Language survey work helps a team know who will use the translation when it’s done.
“It’s like digging a well. You could pick a spot in your backyard and dig a hole until you get water. That’s one way of doing it,” Dan* explains, using an analogy to emphasize the practical importance of survey work.
“It’s a better plan to ask your neighbors, ‘where did you put your well? How deep did you have to dig it? Did you have to go through bedrock?’ etc.”
“We’re trying to find out where to target our Bible translations, so they meet the needs of the greatest amount of people as efficiently as possible. We have the world pretty well mapped out regarding who uses what spoken languages. That is not the case in sign languages,” Dan says.
“Information just doesn’t exist.”
The global outbreak of COVID-19 paused this critical work in 2020. “Typically, survey work requires traveling to another country, visiting six [to] eight cities, [and] meeting hundreds of people, which is not viable” during a pandemic, Dan says.

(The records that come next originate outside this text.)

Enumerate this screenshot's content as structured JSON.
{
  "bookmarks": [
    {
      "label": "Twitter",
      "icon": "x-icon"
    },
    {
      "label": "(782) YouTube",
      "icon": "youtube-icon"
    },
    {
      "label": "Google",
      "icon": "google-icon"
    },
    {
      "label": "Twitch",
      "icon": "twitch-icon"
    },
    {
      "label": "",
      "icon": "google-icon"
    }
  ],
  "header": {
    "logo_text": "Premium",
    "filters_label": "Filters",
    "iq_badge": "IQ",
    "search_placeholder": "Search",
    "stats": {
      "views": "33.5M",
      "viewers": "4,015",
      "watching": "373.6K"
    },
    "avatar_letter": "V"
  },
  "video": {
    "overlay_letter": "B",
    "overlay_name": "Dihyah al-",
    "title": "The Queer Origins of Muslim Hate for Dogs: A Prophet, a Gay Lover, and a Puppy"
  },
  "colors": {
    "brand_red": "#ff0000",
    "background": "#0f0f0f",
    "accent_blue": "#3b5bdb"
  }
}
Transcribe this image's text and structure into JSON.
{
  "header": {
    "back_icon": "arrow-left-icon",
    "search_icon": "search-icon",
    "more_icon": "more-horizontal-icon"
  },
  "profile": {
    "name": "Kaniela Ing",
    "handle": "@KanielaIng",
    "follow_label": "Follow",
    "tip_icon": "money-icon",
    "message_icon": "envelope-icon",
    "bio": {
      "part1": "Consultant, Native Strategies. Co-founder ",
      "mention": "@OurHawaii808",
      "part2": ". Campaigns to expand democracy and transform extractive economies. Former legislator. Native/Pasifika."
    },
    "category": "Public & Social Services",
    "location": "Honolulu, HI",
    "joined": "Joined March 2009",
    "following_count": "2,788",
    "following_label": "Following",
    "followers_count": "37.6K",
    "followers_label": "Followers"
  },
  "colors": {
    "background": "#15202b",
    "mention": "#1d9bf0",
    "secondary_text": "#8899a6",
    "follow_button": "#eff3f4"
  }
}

Zoom, a video calling platform, came to the rescue when nationwide lockdowns continued in 2021. “In one country in Eastern Europe, people on the ground [helped] us set up research sessions” with local Deaf people, Dan says.
“We had between 10 and 12 people in each city hop on Zoom for an entire day and do these different research tools with us.”
This method created an effective “workaround” when in-person meetings weren’t possible. It could also create new opportunities in countries that are hostile to the Gospel.
Praise God for creative problem-solving ideas. Pray the Lord would raise skilled workers to help teams involved in sign language survey projects.
*Name withheld for security purposes.
Header image shows Deaf believers recording a sign language Bible translation. Before the team can start a translation project, they need to know if the Deaf community will accept it. Survey work provides this information. (Photo courtesy of DOOR International)